The lawsuit accused Meta of developing addictive features like "infinite scroll," "autoplay," and short-form videos "designed to discourage children’s attempts to self-regulate and disengage with Meta’s products."

"All of that is designed to keep the user’s attention in order for Meta to collect data on our kids and sell that data to advertisers so they can serve up targeted ads. It’s all about the money," Utah Dept. of Commerce Executive Director Margaret Woolley Busse, whose agency is the lead plaintiff in the lawsuit, told FOX 13 News in an interview on Tuesday.

Utah's lawsuit was filed separately from a federal lawsuit leveled by 41 other states against Meta, making similar accusations. The litigation is now bipartisan with Republicans and Democrats now actively pursuing social media companies.

"There is a youth mental health crisis in America fueled by social media use, particularly young people’s extensive and compulsive use of Meta’s platforms such as Instagram and Facebook. This ongoing catastrophe has ended lives, devastated families, and damaged the potential of our nation’s youth," Arizona Attorney General Kris Mayes, a Democrat, said in a statement.

"Meta not only ignored the well-being of young users but deliberately misled the public, claiming their platforms were safe. By violating consumer protection laws and federal privacy standards, they've put the mental health and well-being of an entire generation at risk. Meta must be held accountable for its irresponsible and damaging actions."

In a statement to FOX 13 News, Meta expressed disappointment in the litigation.

"We share the attorneys general’s commitment to providing teens with safe, positive experiences online, and have already introduced over 30 tools to support teens and their families. We’re disappointed that instead of working productively with companies across the industry to create clear, age-appropriate standards for the many apps teens use, the attorneys general have chosen this path," the company said.

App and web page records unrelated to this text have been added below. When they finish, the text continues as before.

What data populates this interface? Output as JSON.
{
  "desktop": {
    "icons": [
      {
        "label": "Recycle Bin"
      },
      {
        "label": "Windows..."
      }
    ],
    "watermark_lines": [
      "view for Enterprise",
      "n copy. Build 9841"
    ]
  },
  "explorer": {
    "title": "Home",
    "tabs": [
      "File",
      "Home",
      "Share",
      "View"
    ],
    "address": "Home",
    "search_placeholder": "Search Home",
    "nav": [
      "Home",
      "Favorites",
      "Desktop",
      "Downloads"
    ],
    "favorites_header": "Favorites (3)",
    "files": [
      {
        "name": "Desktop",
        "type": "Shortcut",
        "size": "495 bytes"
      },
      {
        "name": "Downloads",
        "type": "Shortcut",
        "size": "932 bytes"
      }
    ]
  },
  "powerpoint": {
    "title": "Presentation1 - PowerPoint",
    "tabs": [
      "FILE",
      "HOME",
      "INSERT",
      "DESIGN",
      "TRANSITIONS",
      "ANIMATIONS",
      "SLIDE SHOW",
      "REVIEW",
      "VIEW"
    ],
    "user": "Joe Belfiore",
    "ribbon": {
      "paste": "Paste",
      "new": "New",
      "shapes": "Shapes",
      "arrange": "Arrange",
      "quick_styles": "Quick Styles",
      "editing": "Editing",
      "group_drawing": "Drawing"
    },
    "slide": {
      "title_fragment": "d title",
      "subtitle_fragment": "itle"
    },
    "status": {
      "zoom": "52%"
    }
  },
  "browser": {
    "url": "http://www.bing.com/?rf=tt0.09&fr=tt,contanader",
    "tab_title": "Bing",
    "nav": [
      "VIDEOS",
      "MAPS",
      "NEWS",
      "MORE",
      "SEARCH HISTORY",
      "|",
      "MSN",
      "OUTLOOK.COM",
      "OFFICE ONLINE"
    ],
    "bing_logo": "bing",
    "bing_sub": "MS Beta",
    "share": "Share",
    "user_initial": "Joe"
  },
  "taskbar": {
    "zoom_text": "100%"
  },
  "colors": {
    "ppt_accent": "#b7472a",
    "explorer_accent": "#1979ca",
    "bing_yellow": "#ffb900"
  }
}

For Utah, this is the latest in a long-running war against social media platforms. Governor Spencer Cox has accused them of harming the mental health of Utah's youth. The state recently filed a lawsuit against TikTok, accusing it of crafting addictive algorithms and engaging in deceptive practices. A judge recently ordered TikTok to cooperate with state investigators or face a contempt of court citation.

"Just as litigation effectively spurred change by the opioid pharmaceutical industry and Big Tobacco, we expect this lawsuit will inspire Meta to improve its child safety practices," Gov. Cox said in a statement. "Regulating social media companies to protect minors is not a partisan issue, and most people across the political spectrum agree we cannot allow addictive algorithms and deceptive practices to continue harming our children. This action shows we will continue to fight for the mental health and well-being of our kids."

Read the lawsuit here: